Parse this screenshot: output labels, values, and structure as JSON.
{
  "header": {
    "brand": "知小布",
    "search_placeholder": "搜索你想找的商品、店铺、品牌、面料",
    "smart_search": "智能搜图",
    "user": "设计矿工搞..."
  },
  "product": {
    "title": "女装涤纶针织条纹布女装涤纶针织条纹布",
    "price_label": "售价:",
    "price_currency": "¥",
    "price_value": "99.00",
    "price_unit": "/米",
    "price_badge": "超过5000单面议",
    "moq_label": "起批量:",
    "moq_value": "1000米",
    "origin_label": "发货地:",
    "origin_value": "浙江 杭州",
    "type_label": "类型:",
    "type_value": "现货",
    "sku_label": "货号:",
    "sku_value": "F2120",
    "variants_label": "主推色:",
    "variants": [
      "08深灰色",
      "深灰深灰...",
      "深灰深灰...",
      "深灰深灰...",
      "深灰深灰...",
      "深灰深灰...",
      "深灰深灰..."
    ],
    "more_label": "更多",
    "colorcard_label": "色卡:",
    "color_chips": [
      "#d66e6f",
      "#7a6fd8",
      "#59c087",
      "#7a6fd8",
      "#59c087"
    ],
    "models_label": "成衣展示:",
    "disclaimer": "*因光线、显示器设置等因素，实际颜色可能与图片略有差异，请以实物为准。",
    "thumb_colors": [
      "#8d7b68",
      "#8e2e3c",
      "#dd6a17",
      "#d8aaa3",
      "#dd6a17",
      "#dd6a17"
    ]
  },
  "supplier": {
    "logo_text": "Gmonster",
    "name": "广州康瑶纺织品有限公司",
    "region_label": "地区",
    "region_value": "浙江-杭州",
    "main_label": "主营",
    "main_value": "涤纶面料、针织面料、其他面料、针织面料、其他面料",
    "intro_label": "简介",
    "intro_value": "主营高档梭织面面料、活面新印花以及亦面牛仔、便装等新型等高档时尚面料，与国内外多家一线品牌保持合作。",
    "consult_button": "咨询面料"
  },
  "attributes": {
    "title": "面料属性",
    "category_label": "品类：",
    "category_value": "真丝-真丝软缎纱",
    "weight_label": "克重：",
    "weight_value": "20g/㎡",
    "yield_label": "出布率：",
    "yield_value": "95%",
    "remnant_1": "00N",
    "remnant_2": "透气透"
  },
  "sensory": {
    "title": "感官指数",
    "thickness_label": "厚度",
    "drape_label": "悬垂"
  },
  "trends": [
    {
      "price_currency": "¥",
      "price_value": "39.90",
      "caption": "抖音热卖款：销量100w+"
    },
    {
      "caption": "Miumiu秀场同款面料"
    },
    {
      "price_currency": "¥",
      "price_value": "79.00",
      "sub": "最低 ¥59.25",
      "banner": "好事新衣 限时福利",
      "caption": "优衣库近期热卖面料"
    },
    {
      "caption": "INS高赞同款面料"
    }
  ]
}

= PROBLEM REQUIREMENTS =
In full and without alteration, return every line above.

= SOLUTION TO THIS EXERCISE =
Parse this screenshot: output labels, values, and structure as JSON.
{
  "header": {
    "brand": "知小布",
    "search_placeholder": "搜索你想找的商品、店铺、品牌、面料",
    "smart_search": "智能搜图",
    "user": "设计矿工搞..."
  },
  "product": {
    "title": "女装涤纶针织条纹布女装涤纶针织条纹布",
    "price_label": "售价:",
    "price_currency": "¥",
    "price_value": "99.00",
    "price_unit": "/米",
    "price_badge": "超过5000单面议",
    "moq_label": "起批量:",
    "moq_value": "1000米",
    "origin_label": "发货地:",
    "origin_value": "浙江 杭州",
    "type_label": "类型:",
    "type_value": "现货",
    "sku_label": "货号:",
    "sku_value": "F2120",
    "variants_label": "主推色:",
    "variants": [
      "08深灰色",
      "深灰深灰...",
      "深灰深灰...",
      "深灰深灰...",
      "深灰深灰...",
      "深灰深灰...",
      "深灰深灰..."
    ],
    "more_label": "更多",
    "colorcard_label": "色卡:",
    "color_chips": [
      "#d66e6f",
      "#7a6fd8",
      "#59c087",
      "#7a6fd8",
      "#59c087"
    ],
    "models_label": "成衣展示:",
    "disclaimer": "*因光线、显示器设置等因素，实际颜色可能与图片略有差异，请以实物为准。",
    "thumb_colors": [
      "#8d7b68",
      "#8e2e3c",
      "#dd6a17",
      "#d8aaa3",
      "#dd6a17",
      "#dd6a17"
    ]
  },
  "supplier": {
    "logo_text": "Gmonster",
    "name": "广州康瑶纺织品有限公司",
    "region_label": "地区",
    "region_value": "浙江-杭州",
    "main_label": "主营",
    "main_value": "涤纶面料、针织面料、其他面料、针织面料、其他面料",
    "intro_label": "简介",
    "intro_value": "主营高档梭织面面料、活面新印花以及亦面牛仔、便装等新型等高档时尚面料，与国内外多家一线品牌保持合作。",
    "consult_button": "咨询面料"
  },
  "attributes": {
    "title": "面料属性",
    "category_label": "品类：",
    "category_value": "真丝-真丝软缎纱",
    "weight_label": "克重：",
    "weight_value": "20g/㎡",
    "yield_label": "出布率：",
    "yield_value": "95%",
    "remnant_1": "00N",
    "remnant_2": "透气透"
  },
  "sensory": {
    "title": "感官指数",
    "thickness_label": "厚度",
    "drape_label": "悬垂"
  },
  "trends": [
    {
      "price_currency": "¥",
      "price_value": "39.90",
      "caption": "抖音热卖款：销量100w+"
    },
    {
      "caption": "Miumiu秀场同款面料"
    },
    {
      "price_currency": "¥",
      "price_value": "79.00",
      "sub": "最低 ¥59.25",
      "banner": "好事新衣 限时福利",
      "caption": "优衣库近期热卖面料"
    },
    {
      "caption": "INS高赞同款面料"
    }
  ]
}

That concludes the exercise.